Wednesday, November 4, 2009: 2:45 PM
Convention Center, Room 306, Third Floor

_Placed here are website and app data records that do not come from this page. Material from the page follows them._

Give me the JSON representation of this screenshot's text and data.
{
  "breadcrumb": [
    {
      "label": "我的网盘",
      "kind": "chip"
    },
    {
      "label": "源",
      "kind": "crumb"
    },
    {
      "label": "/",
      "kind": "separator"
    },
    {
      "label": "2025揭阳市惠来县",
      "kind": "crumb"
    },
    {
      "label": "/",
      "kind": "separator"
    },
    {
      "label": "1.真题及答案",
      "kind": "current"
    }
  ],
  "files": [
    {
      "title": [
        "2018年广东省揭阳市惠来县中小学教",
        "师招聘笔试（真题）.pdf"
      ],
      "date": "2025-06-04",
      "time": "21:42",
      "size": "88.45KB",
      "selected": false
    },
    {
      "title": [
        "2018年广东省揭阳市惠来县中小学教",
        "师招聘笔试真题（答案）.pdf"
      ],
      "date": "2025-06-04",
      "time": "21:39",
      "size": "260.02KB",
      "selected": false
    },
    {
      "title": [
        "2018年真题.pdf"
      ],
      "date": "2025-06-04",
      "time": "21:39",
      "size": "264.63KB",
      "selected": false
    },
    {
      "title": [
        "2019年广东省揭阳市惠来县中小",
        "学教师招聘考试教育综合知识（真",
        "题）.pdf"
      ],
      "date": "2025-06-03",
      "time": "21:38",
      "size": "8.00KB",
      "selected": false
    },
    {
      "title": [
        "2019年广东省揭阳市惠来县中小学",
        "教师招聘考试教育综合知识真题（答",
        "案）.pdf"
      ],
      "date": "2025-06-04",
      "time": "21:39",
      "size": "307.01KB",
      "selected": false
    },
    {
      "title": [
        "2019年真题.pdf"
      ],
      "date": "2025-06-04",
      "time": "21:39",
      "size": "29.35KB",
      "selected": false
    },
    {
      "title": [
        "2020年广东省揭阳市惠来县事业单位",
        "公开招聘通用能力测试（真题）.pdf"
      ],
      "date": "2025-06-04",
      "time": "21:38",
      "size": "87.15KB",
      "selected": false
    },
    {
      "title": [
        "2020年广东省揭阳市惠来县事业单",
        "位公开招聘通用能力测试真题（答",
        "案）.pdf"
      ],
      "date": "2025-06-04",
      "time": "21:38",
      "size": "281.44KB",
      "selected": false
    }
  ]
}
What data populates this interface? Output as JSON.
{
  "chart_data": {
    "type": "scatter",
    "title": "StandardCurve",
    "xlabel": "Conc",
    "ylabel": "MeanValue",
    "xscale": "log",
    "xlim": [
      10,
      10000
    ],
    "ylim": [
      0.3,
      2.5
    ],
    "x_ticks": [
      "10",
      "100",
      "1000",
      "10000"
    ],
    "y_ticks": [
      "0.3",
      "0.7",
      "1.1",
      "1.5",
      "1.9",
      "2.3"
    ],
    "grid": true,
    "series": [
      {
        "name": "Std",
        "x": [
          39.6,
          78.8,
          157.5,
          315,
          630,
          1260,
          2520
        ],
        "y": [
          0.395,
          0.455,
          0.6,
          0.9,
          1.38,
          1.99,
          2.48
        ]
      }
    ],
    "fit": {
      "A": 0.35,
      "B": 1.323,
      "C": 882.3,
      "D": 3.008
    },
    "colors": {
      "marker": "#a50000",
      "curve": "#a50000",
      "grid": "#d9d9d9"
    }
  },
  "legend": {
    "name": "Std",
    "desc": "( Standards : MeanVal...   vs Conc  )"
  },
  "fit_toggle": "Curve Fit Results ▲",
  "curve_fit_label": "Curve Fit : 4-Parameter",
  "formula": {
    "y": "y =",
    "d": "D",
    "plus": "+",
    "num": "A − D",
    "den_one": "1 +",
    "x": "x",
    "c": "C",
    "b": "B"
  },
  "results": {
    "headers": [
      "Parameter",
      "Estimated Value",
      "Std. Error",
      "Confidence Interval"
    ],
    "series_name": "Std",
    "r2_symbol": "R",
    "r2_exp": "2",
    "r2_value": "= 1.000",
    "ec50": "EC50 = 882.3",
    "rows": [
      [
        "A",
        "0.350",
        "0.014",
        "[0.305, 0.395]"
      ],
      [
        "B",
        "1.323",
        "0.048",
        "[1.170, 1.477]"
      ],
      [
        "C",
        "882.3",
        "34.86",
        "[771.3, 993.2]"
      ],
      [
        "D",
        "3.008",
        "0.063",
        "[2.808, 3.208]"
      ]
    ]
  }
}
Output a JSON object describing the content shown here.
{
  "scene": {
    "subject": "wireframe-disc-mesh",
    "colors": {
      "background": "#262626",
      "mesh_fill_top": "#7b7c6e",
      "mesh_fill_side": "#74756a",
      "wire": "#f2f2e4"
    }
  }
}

The objective of this study was to evaluate effects of leaflet orientation and root morphology on water use characteristics in soybeans. Nine lines and the parental varieties were selected for this experiment from the population USG 5601T x PI 416.937 based on their leaflet orientation and root morphology characteristics. Hydraulic conductance and whole plant transpiration were measured with the Dynamax High Pressure Flow Meter (HPFM) and the Dynamax Flow 32 Sap Flow system, respectively. Four plants of each line were measured when the plants were in the active pod filling stage of growth (R4,R5,R6). Leaflet orientation, yield, agronomic characteristics, leaf area, and biomass were recorded in four replications. Differences in the root morphology allowed characterization of three distinct root classes (prolific, intermediate, and normal). Hydraulic conductivities will be discussed and compared to whole plant transpiration measurements. High leaflet orientation plants tended to transpire more water in a 24 hour period and use more water per unit yield relative to lower leaflet orientation plants. The dry weight biomass of prolific rooted plants was significantly greater than normal rooted plants. Prolific rooted plants had significantly lower transpiration rates than the other two root classes. Although not significant (p=0.15), prolific rooted plants also tended to have better water use efficiencies, using less water per unit seed yield. The data from this study indicated a trend that lower leaflet orientation and prolific rooting morphology may result in lower transpiration rates and increased water use efficiencies. Additional data analysis on larger population sets are planned to further address the effects of the two traits on water use and yield in soybeans.